> _MATERIAL SHOWN_

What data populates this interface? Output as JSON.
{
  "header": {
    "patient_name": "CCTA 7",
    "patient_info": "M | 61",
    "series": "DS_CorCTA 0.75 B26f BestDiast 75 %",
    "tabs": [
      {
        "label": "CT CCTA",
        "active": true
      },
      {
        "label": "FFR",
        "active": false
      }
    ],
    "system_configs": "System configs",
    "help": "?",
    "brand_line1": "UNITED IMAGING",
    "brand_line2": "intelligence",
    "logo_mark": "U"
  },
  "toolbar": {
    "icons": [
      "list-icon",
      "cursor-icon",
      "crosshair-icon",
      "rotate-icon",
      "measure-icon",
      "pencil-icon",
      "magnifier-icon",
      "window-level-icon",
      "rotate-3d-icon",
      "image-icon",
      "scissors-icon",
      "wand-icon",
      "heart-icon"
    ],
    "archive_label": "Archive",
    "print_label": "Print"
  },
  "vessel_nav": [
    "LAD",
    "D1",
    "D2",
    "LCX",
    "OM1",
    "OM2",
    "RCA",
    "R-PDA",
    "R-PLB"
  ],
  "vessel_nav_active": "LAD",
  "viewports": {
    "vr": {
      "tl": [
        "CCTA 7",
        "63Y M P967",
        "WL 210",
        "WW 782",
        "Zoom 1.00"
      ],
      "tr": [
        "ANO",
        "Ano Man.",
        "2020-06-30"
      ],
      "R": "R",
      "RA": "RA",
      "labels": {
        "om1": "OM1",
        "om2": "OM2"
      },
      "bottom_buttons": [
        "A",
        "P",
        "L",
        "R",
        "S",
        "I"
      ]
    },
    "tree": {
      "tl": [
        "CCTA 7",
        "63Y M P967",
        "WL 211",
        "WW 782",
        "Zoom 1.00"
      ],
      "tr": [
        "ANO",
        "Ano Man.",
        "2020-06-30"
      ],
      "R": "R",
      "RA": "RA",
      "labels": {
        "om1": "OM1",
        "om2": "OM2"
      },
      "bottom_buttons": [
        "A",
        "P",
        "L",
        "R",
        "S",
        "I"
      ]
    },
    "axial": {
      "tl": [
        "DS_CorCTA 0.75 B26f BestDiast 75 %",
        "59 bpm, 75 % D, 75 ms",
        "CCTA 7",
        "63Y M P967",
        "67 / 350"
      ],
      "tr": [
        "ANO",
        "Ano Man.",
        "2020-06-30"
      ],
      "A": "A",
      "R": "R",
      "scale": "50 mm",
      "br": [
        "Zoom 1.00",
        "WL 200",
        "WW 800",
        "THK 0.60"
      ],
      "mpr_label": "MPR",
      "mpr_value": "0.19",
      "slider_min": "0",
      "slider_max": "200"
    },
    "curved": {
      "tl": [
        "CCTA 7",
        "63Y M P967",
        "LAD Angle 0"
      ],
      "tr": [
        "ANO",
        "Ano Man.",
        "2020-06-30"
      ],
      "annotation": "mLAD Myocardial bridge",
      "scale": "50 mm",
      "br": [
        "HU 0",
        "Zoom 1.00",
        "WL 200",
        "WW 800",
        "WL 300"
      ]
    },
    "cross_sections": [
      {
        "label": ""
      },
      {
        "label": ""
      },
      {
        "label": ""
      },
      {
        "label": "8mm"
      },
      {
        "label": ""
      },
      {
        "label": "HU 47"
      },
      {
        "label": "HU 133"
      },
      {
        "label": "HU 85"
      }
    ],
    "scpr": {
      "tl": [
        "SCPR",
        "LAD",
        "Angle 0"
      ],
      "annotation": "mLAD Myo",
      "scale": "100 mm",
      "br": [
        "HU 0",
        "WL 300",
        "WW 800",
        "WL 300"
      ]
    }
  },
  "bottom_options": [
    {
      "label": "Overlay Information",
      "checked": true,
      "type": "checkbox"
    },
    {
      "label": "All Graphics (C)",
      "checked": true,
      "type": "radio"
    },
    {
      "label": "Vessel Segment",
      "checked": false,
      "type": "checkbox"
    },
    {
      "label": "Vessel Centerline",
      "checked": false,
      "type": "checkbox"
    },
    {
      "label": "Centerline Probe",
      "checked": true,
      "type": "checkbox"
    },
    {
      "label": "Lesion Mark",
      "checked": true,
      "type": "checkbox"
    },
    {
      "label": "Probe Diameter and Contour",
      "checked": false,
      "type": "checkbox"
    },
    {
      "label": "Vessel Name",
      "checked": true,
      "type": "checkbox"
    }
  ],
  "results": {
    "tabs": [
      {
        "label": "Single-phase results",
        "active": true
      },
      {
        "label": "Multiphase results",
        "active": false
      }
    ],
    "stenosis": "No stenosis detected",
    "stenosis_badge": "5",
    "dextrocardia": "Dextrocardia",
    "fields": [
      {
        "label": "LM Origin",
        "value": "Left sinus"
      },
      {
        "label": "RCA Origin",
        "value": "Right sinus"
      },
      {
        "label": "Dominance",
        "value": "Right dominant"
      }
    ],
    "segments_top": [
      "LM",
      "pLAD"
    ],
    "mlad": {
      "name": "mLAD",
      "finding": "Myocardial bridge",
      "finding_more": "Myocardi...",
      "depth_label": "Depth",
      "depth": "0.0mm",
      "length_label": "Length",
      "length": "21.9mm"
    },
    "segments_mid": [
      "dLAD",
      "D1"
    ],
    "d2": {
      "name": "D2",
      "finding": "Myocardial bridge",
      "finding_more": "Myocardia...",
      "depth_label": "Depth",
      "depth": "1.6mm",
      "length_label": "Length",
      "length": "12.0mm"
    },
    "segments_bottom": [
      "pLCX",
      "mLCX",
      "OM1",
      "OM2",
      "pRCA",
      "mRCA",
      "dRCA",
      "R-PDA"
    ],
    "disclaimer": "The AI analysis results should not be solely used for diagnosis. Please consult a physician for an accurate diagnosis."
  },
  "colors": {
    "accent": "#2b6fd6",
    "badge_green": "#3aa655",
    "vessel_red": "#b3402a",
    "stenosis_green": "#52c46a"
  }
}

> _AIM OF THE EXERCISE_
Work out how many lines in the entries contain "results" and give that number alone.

> _RESPONSE FOR THIS EXERCISE_
4